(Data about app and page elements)

______

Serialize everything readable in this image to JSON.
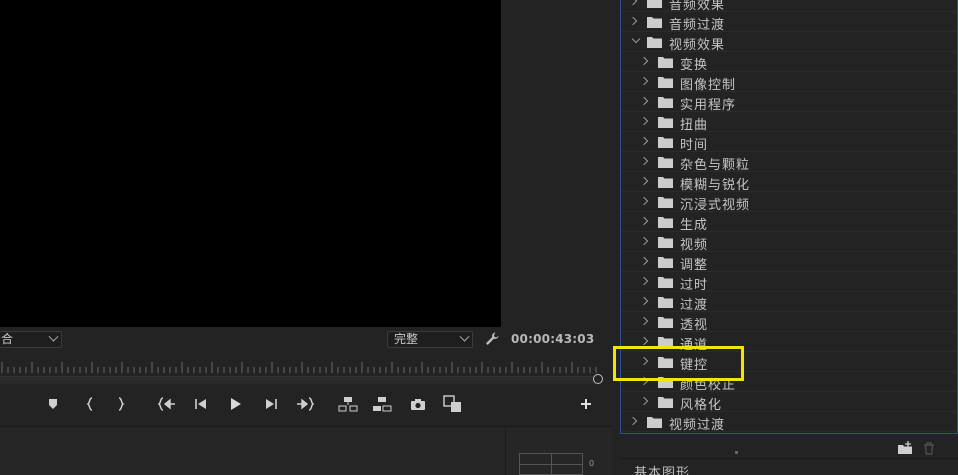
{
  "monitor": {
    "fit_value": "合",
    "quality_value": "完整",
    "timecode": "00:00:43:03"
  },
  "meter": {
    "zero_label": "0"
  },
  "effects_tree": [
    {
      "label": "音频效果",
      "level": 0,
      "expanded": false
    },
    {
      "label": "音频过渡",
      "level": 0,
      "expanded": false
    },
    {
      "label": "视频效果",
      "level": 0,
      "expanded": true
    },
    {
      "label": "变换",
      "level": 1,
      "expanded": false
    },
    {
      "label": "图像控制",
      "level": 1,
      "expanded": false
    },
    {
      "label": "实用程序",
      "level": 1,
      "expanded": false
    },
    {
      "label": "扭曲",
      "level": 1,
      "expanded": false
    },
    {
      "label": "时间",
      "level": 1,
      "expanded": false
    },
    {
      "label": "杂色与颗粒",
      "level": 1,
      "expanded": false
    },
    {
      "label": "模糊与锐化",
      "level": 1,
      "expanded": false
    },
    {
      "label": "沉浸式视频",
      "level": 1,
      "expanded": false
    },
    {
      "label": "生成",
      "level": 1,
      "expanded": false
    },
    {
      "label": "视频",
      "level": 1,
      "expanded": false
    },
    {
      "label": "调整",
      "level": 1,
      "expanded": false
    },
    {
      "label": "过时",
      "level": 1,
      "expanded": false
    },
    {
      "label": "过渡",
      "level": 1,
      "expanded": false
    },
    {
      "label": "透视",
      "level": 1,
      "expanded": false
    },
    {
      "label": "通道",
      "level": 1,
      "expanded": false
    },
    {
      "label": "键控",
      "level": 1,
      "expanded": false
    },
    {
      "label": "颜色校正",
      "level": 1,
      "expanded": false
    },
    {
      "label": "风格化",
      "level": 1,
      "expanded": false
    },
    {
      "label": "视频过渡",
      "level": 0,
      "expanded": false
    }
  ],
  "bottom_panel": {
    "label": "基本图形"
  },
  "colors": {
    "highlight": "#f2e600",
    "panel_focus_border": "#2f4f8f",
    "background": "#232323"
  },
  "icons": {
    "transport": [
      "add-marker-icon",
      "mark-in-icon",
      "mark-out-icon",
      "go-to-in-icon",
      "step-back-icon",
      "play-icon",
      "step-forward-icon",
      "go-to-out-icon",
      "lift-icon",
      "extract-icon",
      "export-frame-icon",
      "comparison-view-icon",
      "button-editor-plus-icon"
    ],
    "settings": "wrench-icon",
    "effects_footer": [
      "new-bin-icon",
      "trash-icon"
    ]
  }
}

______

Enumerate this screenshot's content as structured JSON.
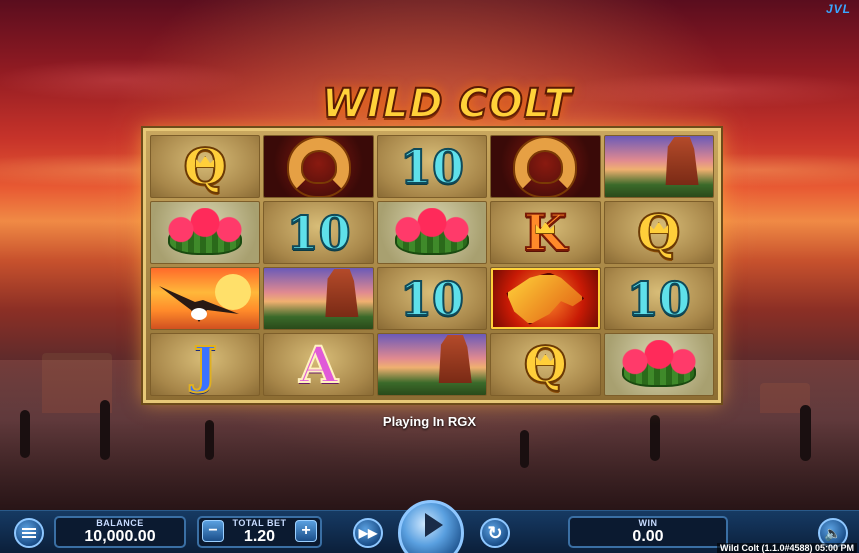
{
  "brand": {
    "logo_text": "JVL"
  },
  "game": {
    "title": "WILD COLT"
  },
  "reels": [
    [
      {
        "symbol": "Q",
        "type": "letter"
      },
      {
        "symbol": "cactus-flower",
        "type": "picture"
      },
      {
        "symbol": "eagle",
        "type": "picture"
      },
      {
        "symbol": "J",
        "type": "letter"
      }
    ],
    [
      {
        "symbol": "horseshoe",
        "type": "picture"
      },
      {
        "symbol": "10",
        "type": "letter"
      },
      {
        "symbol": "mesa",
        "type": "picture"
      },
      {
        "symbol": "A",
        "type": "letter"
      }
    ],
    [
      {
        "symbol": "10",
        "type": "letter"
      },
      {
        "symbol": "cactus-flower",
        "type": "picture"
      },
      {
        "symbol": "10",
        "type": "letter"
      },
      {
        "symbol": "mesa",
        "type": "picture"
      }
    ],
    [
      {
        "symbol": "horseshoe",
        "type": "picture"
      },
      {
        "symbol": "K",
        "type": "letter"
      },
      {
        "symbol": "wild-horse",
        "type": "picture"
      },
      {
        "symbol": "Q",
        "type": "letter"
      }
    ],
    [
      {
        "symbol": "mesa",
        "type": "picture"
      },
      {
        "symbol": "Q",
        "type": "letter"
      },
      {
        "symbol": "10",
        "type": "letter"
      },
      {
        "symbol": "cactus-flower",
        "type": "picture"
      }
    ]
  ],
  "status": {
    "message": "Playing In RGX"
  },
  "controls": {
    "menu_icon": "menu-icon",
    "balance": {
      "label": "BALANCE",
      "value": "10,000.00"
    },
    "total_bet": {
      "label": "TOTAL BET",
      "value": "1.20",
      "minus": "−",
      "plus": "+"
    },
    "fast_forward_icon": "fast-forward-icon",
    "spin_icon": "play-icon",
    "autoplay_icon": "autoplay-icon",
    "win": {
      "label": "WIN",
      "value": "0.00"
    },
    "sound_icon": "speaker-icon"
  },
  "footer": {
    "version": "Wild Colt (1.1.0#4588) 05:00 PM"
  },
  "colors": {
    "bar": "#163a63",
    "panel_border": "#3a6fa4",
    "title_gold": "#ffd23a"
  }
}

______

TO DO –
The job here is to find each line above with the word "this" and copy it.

FINISHED TASK –
Serialize everything readable in this image to JSON.
Enumerate this screenshot's content as structured JSON.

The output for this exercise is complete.